Exercise objective |
Repeat the data verbatim.

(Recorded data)
▬▬▬▬▬▬

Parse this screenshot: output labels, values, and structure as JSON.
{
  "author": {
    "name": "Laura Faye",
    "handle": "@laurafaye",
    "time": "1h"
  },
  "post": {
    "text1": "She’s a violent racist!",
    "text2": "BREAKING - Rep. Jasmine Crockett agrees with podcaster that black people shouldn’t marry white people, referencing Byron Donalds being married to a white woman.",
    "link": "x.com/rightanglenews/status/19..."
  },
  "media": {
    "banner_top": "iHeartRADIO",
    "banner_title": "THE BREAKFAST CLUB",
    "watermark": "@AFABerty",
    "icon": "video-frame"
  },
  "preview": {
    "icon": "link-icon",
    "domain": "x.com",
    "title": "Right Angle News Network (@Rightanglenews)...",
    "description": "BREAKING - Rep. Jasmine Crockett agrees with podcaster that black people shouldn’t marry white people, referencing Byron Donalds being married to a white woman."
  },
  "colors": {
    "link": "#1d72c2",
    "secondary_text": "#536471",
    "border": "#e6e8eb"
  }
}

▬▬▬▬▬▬

Exercise response |
Parse this screenshot: output labels, values, and structure as JSON.
{
  "author": {
    "name": "Laura Faye",
    "handle": "@laurafaye",
    "time": "1h"
  },
  "post": {
    "text1": "She’s a violent racist!",
    "text2": "BREAKING - Rep. Jasmine Crockett agrees with podcaster that black people shouldn’t marry white people, referencing Byron Donalds being married to a white woman.",
    "link": "x.com/rightanglenews/status/19..."
  },
  "media": {
    "banner_top": "iHeartRADIO",
    "banner_title": "THE BREAKFAST CLUB",
    "watermark": "@AFABerty",
    "icon": "video-frame"
  },
  "preview": {
    "icon": "link-icon",
    "domain": "x.com",
    "title": "Right Angle News Network (@Rightanglenews)...",
    "description": "BREAKING - Rep. Jasmine Crockett agrees with podcaster that black people shouldn’t marry white people, referencing Byron Donalds being married to a white woman."
  },
  "colors": {
    "link": "#1d72c2",
    "secondary_text": "#536471",
    "border": "#e6e8eb"
  }
}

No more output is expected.